**WORK REQUEST**
Pull each line containing "number" out of the data and copy it.

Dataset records
↓

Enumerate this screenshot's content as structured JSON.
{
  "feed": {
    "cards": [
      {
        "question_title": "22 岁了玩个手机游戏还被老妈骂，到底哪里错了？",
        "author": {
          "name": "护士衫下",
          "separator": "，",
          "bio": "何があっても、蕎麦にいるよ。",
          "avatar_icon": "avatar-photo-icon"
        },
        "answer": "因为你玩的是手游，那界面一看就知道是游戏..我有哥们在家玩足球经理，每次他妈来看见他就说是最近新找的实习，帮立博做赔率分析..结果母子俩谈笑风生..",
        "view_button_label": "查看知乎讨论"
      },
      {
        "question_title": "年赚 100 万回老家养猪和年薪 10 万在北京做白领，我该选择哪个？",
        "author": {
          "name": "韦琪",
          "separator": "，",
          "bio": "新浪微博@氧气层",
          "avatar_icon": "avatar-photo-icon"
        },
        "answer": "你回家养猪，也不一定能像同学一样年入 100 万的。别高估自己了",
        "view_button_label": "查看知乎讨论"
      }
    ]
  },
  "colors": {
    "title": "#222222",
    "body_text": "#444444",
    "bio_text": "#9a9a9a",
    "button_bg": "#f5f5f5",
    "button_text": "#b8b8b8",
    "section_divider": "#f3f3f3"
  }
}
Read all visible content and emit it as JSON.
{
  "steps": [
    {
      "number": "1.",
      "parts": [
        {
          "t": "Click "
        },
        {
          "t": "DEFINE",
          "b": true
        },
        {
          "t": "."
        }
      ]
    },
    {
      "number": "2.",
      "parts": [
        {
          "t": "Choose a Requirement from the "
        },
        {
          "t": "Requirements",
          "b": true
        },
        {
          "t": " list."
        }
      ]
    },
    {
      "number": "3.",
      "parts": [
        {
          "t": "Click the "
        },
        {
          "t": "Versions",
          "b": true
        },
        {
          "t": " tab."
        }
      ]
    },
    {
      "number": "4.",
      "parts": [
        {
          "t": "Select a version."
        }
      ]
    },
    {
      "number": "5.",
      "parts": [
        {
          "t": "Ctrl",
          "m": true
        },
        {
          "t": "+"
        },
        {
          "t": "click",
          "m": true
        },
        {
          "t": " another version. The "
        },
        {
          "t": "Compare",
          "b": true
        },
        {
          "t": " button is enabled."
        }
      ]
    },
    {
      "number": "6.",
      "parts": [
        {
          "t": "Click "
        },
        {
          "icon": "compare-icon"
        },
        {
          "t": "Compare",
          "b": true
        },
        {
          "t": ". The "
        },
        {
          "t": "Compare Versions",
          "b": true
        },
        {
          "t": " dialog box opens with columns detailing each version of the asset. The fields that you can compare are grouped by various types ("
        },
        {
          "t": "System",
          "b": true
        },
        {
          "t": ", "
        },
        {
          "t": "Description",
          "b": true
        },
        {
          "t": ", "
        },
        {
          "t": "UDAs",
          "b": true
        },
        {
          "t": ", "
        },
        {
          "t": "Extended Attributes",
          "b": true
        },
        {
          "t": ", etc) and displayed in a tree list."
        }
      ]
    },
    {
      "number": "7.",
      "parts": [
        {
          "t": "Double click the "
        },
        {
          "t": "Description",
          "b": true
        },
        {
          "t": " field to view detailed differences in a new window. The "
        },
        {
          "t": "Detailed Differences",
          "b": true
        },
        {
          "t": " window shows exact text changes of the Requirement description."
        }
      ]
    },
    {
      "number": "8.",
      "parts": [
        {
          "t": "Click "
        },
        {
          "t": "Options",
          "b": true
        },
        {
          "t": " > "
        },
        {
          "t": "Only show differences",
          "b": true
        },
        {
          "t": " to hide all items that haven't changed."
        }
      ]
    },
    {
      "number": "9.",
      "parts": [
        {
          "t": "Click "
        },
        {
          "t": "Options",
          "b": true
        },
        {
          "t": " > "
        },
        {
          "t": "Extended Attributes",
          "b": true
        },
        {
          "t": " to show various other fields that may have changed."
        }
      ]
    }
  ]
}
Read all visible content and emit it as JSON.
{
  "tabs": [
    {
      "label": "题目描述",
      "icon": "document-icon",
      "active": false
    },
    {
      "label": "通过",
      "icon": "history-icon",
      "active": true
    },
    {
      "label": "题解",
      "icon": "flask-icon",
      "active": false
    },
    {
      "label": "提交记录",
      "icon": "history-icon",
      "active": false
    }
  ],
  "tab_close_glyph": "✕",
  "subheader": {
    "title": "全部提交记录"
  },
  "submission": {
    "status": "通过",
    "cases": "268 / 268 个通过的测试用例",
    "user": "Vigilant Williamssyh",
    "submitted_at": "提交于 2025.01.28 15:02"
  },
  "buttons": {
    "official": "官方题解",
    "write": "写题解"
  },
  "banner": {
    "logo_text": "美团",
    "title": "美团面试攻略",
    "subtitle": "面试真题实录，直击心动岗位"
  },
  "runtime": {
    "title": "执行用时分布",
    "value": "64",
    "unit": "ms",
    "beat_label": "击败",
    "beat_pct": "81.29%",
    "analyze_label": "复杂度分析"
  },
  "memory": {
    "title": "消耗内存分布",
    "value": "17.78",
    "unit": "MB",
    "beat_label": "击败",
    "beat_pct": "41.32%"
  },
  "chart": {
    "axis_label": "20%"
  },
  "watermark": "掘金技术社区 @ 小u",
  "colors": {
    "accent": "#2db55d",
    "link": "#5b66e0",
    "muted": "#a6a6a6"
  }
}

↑

**FINISHED TASK**
      "number": "1.",
      "number": "2.",
      "number": "3.",
      "number": "4.",
      "number": "5.",
      "number": "6.",
      "number": "7.",
      "number": "8.",
      "number": "9.",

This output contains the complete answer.